━━ Dataset extract ━━

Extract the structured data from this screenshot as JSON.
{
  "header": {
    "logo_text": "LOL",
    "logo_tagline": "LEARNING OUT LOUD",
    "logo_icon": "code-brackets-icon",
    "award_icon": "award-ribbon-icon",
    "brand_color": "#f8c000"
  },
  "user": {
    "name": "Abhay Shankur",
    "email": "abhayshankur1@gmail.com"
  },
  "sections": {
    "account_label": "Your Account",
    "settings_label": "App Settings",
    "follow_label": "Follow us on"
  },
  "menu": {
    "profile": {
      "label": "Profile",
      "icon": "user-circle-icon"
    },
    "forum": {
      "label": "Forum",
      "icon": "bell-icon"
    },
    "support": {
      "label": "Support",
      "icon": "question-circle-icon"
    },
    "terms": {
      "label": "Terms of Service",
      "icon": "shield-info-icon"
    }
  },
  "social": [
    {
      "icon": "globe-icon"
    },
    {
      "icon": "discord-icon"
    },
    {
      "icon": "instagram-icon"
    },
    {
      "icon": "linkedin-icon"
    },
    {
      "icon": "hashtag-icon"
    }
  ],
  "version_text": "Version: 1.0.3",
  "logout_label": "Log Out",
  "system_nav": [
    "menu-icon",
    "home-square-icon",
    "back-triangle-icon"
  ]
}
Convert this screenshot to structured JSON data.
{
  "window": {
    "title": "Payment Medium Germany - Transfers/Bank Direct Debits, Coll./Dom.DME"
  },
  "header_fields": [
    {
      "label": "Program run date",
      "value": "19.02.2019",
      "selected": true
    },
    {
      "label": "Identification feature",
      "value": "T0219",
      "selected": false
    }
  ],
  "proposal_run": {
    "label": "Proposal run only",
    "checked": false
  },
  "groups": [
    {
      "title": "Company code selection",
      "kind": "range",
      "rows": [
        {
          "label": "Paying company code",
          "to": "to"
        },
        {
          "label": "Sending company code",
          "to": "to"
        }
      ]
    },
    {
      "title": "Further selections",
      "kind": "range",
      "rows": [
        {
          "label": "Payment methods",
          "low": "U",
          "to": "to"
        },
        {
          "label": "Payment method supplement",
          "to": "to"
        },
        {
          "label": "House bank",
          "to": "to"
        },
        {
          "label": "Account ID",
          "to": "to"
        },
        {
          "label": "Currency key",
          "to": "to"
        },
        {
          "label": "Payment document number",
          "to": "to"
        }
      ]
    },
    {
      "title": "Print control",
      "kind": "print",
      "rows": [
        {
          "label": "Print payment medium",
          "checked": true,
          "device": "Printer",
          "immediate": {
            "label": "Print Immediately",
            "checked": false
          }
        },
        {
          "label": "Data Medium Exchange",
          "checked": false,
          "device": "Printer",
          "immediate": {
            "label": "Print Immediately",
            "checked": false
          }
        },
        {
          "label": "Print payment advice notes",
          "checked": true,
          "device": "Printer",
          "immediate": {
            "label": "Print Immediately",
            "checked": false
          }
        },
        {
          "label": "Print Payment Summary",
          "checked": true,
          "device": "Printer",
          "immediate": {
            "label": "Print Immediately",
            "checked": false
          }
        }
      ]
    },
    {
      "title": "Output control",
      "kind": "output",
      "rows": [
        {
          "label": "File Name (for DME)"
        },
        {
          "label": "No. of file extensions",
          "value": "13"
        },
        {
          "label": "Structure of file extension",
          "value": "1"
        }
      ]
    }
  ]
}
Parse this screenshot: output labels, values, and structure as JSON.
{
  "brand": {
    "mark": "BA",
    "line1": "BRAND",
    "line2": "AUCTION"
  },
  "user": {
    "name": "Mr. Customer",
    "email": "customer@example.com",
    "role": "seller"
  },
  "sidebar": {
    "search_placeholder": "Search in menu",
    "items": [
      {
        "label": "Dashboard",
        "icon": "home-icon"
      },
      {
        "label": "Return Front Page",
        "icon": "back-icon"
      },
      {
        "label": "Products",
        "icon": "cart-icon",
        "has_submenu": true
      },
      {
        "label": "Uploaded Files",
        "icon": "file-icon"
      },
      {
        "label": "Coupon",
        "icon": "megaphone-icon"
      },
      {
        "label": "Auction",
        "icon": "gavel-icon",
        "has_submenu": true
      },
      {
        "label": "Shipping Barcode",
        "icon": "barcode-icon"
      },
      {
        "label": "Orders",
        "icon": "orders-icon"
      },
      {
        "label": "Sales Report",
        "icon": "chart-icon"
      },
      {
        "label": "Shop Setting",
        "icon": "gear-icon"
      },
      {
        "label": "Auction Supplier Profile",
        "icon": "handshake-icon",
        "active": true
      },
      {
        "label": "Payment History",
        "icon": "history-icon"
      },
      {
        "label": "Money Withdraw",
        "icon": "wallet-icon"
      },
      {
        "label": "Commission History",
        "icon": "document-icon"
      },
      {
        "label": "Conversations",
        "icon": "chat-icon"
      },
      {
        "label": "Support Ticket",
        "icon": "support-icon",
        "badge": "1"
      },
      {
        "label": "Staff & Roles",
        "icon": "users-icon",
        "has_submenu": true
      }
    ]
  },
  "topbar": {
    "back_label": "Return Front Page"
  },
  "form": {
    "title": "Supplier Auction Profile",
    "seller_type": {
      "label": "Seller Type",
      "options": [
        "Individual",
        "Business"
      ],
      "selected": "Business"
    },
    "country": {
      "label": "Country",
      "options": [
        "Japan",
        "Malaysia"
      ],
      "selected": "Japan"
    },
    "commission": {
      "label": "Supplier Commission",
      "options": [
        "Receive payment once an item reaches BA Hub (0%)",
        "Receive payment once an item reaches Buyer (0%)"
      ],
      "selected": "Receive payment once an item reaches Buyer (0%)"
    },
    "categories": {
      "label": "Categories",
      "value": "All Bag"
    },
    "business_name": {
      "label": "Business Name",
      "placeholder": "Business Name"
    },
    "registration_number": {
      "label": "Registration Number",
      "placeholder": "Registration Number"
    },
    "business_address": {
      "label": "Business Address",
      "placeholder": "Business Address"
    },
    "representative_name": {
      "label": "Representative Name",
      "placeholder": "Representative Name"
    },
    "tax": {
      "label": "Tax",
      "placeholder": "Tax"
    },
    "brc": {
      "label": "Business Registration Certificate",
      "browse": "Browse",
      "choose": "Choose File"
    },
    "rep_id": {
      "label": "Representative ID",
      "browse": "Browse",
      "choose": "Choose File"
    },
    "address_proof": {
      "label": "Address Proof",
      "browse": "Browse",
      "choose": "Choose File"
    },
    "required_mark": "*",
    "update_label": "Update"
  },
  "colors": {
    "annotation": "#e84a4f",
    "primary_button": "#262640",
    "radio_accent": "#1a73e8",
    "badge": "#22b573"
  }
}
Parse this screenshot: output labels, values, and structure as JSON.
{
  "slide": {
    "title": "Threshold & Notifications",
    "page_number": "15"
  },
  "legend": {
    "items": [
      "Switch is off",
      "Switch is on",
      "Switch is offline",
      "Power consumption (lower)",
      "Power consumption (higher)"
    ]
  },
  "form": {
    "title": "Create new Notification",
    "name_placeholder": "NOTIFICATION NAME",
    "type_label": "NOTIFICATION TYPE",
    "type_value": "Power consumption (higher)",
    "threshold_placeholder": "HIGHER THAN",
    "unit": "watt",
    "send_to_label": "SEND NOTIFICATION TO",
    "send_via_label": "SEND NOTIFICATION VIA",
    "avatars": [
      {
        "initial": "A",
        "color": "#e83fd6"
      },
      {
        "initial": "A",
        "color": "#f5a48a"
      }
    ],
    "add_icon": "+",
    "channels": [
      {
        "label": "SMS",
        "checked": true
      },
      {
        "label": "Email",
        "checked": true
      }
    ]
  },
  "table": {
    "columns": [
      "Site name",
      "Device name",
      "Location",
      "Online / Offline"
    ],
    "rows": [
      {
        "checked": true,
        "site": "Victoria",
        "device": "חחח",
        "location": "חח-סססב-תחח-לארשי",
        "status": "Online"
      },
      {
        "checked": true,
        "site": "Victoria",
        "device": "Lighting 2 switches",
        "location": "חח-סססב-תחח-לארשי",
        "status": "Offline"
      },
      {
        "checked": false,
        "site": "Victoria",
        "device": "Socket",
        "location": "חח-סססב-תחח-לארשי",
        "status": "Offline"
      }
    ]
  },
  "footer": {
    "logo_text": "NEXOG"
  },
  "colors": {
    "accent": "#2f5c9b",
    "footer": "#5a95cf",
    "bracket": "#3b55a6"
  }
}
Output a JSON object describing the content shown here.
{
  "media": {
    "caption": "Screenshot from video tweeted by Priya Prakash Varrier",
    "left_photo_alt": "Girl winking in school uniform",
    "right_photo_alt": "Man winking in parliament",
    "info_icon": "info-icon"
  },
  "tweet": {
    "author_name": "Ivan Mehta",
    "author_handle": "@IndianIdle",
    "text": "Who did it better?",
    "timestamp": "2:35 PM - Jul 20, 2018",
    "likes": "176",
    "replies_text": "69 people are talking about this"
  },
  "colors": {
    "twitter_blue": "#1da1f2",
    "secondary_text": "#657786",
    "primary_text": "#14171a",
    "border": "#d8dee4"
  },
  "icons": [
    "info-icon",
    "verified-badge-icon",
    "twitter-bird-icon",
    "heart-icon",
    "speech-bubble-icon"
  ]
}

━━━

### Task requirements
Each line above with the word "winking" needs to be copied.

### Problem solution
    "left_photo_alt": "Girl winking in school uniform",
    "right_photo_alt": "Man winking in parliament",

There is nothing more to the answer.